Exact reproduction of the listing is required. Pictures are not reproduced.
[EXERCISE INPUT Boundary: Start]
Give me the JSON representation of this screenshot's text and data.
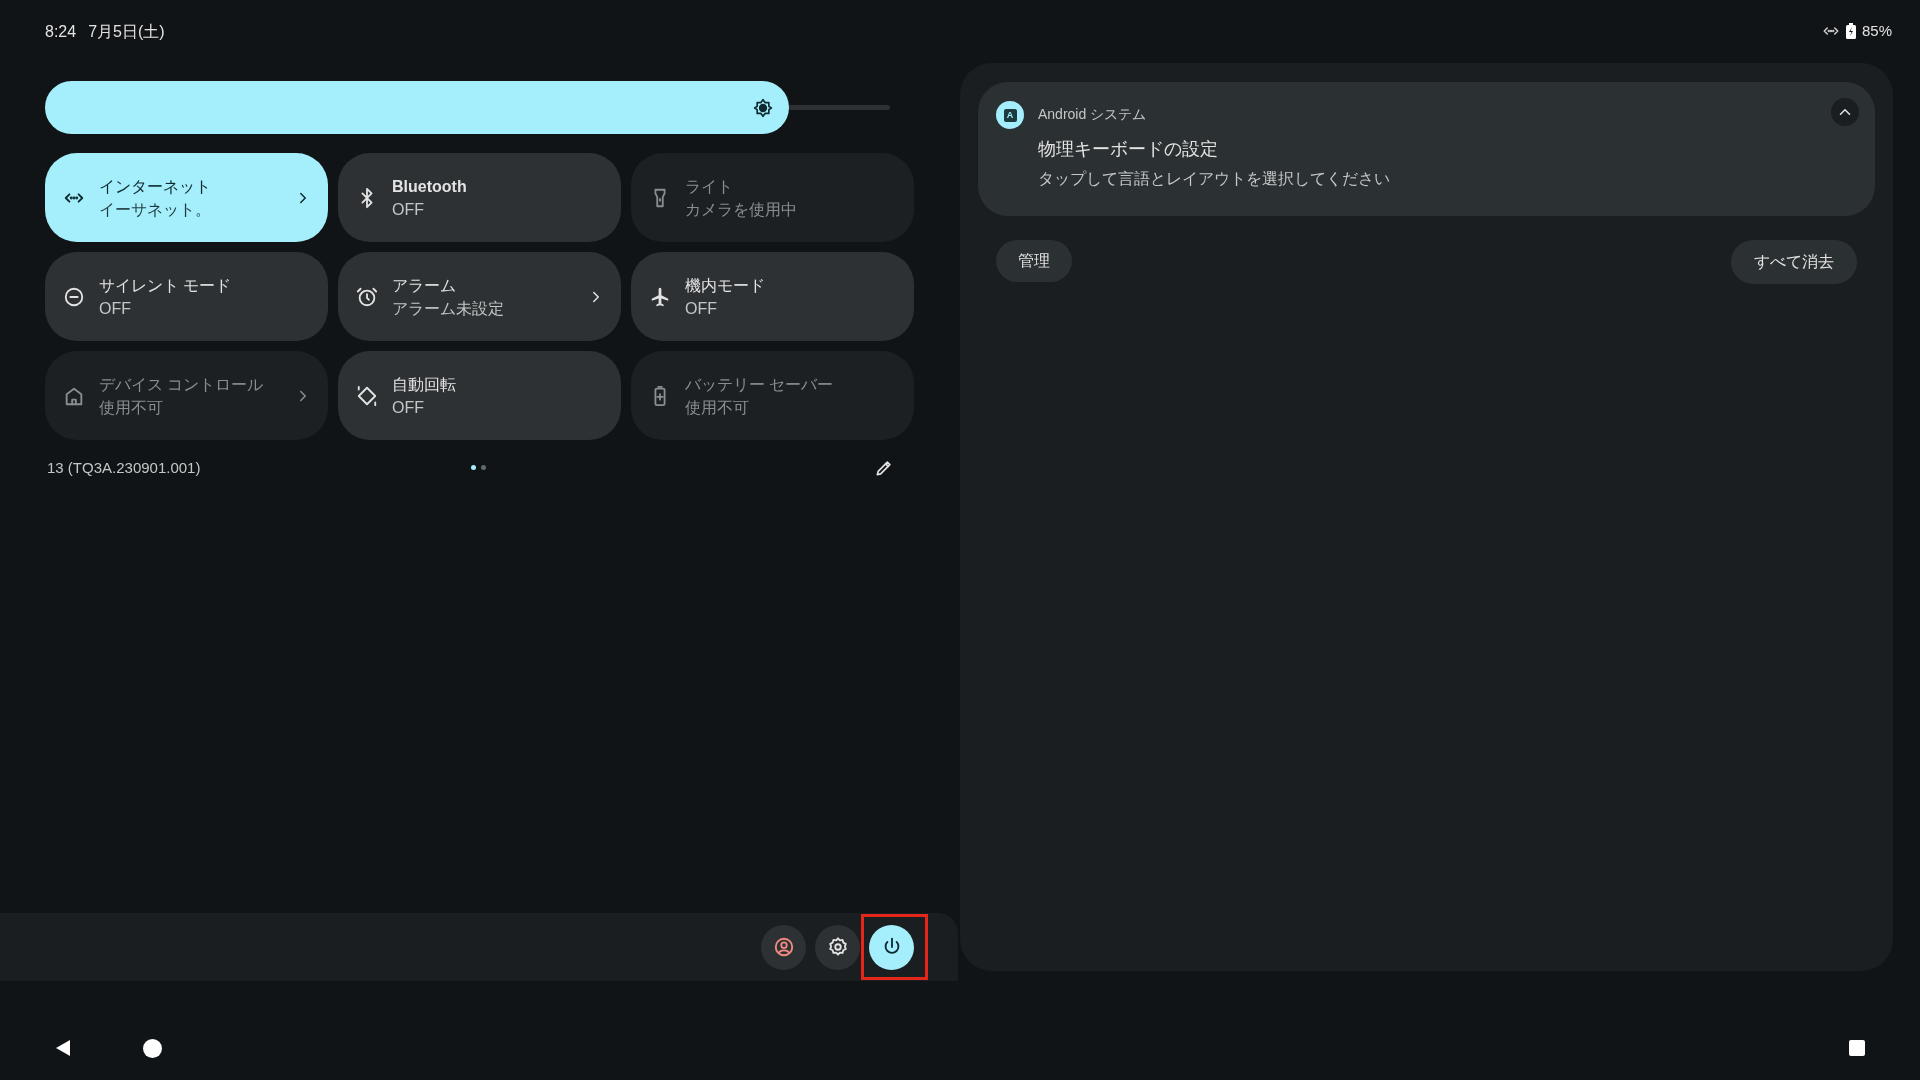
{
  "status_bar": {
    "time": "8:24",
    "date": "7月5日(土)",
    "battery": "85%"
  },
  "brightness": {
    "level": 0.88
  },
  "tiles": [
    {
      "kind": "ethernet",
      "title": "インターネット",
      "subtitle": "イーサネット。",
      "on": true,
      "disabled": false,
      "chevron": true
    },
    {
      "kind": "bluetooth",
      "title": "Bluetooth",
      "subtitle": "OFF",
      "on": false,
      "disabled": false,
      "chevron": false
    },
    {
      "kind": "flashlight",
      "title": "ライト",
      "subtitle": "カメラを使用中",
      "on": false,
      "disabled": true,
      "chevron": false
    },
    {
      "kind": "dnd",
      "title": "サイレント モード",
      "subtitle": "OFF",
      "on": false,
      "disabled": false,
      "chevron": false
    },
    {
      "kind": "alarm",
      "title": "アラーム",
      "subtitle": "アラーム未設定",
      "on": false,
      "disabled": false,
      "chevron": true
    },
    {
      "kind": "airplane",
      "title": "機内モード",
      "subtitle": "OFF",
      "on": false,
      "disabled": false,
      "chevron": false
    },
    {
      "kind": "home",
      "title": "デバイス コントロール",
      "subtitle": "使用不可",
      "on": false,
      "disabled": true,
      "chevron": true
    },
    {
      "kind": "rotate",
      "title": "自動回転",
      "subtitle": "OFF",
      "on": false,
      "disabled": false,
      "chevron": false
    },
    {
      "kind": "battery",
      "title": "バッテリー セーバー",
      "subtitle": "使用不可",
      "on": false,
      "disabled": true,
      "chevron": false
    }
  ],
  "build": "13 (TQ3A.230901.001)",
  "pages": [
    {
      "selected": true
    },
    {
      "selected": false
    }
  ],
  "notification": {
    "app": "Android システム",
    "app_letter": "A",
    "title": "物理キーボードの設定",
    "text": "タップして言語とレイアウトを選択してください",
    "expanded": true
  },
  "notification_actions": {
    "manage": "管理",
    "clear_all": "すべて消去"
  },
  "footer_buttons": [
    {
      "kind": "user",
      "highlighted": false
    },
    {
      "kind": "settings",
      "highlighted": false
    },
    {
      "kind": "power",
      "highlighted": true
    }
  ]
}
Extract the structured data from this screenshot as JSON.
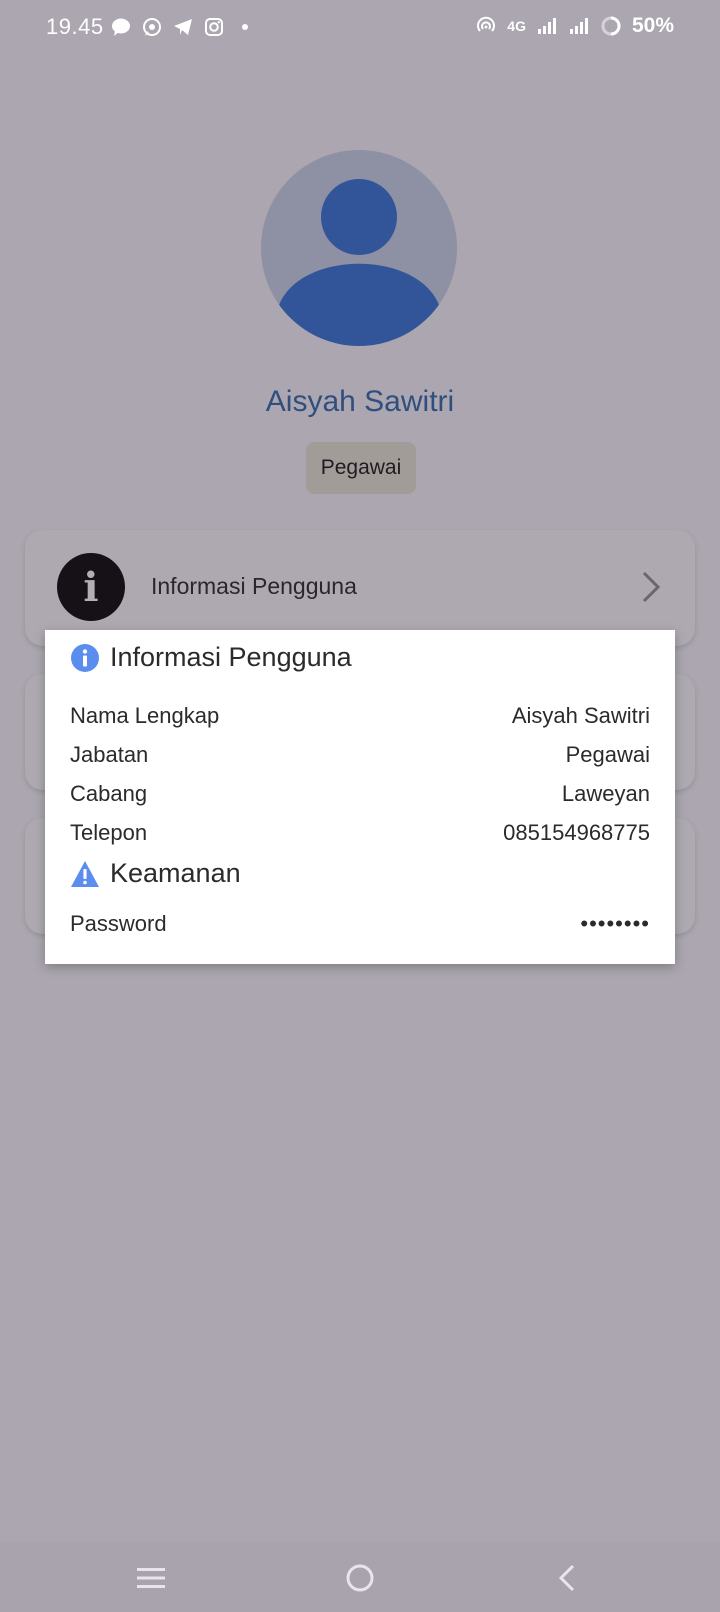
{
  "status_bar": {
    "time": "19.45",
    "network": "4G",
    "battery": "50%",
    "left_icons": [
      "message-icon",
      "whatsapp-icon",
      "telegram-icon",
      "instagram-icon",
      "dot-icon"
    ],
    "right_icons": [
      "hotspot-icon",
      "signal-4g-icon",
      "signal-icon",
      "battery-icon"
    ]
  },
  "profile": {
    "name": "Aisyah Sawitri",
    "role": "Pegawai"
  },
  "menu": {
    "items": [
      {
        "label": "Informasi Pengguna",
        "icon": "info-icon"
      }
    ]
  },
  "dialog": {
    "info_section": {
      "title": "Informasi Pengguna",
      "icon": "info-circle-icon",
      "rows": [
        {
          "label": "Nama Lengkap",
          "value": "Aisyah Sawitri"
        },
        {
          "label": "Jabatan",
          "value": "Pegawai"
        },
        {
          "label": "Cabang",
          "value": "Laweyan"
        },
        {
          "label": "Telepon",
          "value": "085154968775"
        }
      ]
    },
    "security_section": {
      "title": "Keamanan",
      "icon": "warning-icon",
      "password_label": "Password",
      "password_value": "••••••••"
    }
  },
  "nav": {
    "buttons": [
      "menu-nav-icon",
      "home-nav-icon",
      "back-nav-icon"
    ]
  },
  "colors": {
    "accent": "#2d64a8",
    "info_blue": "#5b8def",
    "badge_bg": "#e4e0d0"
  }
}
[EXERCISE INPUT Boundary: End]
- _WRITTEN SOLUTION_:
Give me the JSON representation of this screenshot's text and data.
{
  "status_bar": {
    "time": "8:24",
    "date": "7月5日(土)",
    "battery": "85%"
  },
  "brightness": {
    "level": 0.88
  },
  "tiles": [
    {
      "kind": "ethernet",
      "title": "インターネット",
      "subtitle": "イーサネット。",
      "on": true,
      "disabled": false,
      "chevron": true
    },
    {
      "kind": "bluetooth",
      "title": "Bluetooth",
      "subtitle": "OFF",
      "on": false,
      "disabled": false,
      "chevron": false
    },
    {
      "kind": "flashlight",
      "title": "ライト",
      "subtitle": "カメラを使用中",
      "on": false,
      "disabled": true,
      "chevron": false
    },
    {
      "kind": "dnd",
      "title": "サイレント モード",
      "subtitle": "OFF",
      "on": false,
      "disabled": false,
      "chevron": false
    },
    {
      "kind": "alarm",
      "title": "アラーム",
      "subtitle": "アラーム未設定",
      "on": false,
      "disabled": false,
      "chevron": true
    },
    {
      "kind": "airplane",
      "title": "機内モード",
      "subtitle": "OFF",
      "on": false,
      "disabled": false,
      "chevron": false
    },
    {
      "kind": "home",
      "title": "デバイス コントロール",
      "subtitle": "使用不可",
      "on": false,
      "disabled": true,
      "chevron": true
    },
    {
      "kind": "rotate",
      "title": "自動回転",
      "subtitle": "OFF",
      "on": false,
      "disabled": false,
      "chevron": false
    },
    {
      "kind": "battery",
      "title": "バッテリー セーバー",
      "subtitle": "使用不可",
      "on": false,
      "disabled": true,
      "chevron": false
    }
  ],
  "build": "13 (TQ3A.230901.001)",
  "pages": [
    {
      "selected": true
    },
    {
      "selected": false
    }
  ],
  "notification": {
    "app": "Android システム",
    "app_letter": "A",
    "title": "物理キーボードの設定",
    "text": "タップして言語とレイアウトを選択してください",
    "expanded": true
  },
  "notification_actions": {
    "manage": "管理",
    "clear_all": "すべて消去"
  },
  "footer_buttons": [
    {
      "kind": "user",
      "highlighted": false
    },
    {
      "kind": "settings",
      "highlighted": false
    },
    {
      "kind": "power",
      "highlighted": true
    }
  ]
}
Extract the structured data from this screenshot as JSON.
{
  "status_bar": {
    "time": "19.45",
    "network": "4G",
    "battery": "50%",
    "left_icons": [
      "message-icon",
      "whatsapp-icon",
      "telegram-icon",
      "instagram-icon",
      "dot-icon"
    ],
    "right_icons": [
      "hotspot-icon",
      "signal-4g-icon",
      "signal-icon",
      "battery-icon"
    ]
  },
  "profile": {
    "name": "Aisyah Sawitri",
    "role": "Pegawai"
  },
  "menu": {
    "items": [
      {
        "label": "Informasi Pengguna",
        "icon": "info-icon"
      }
    ]
  },
  "dialog": {
    "info_section": {
      "title": "Informasi Pengguna",
      "icon": "info-circle-icon",
      "rows": [
        {
          "label": "Nama Lengkap",
          "value": "Aisyah Sawitri"
        },
        {
          "label": "Jabatan",
          "value": "Pegawai"
        },
        {
          "label": "Cabang",
          "value": "Laweyan"
        },
        {
          "label": "Telepon",
          "value": "085154968775"
        }
      ]
    },
    "security_section": {
      "title": "Keamanan",
      "icon": "warning-icon",
      "password_label": "Password",
      "password_value": "••••••••"
    }
  },
  "nav": {
    "buttons": [
      "menu-nav-icon",
      "home-nav-icon",
      "back-nav-icon"
    ]
  },
  "colors": {
    "accent": "#2d64a8",
    "info_blue": "#5b8def",
    "badge_bg": "#e4e0d0"
  }
}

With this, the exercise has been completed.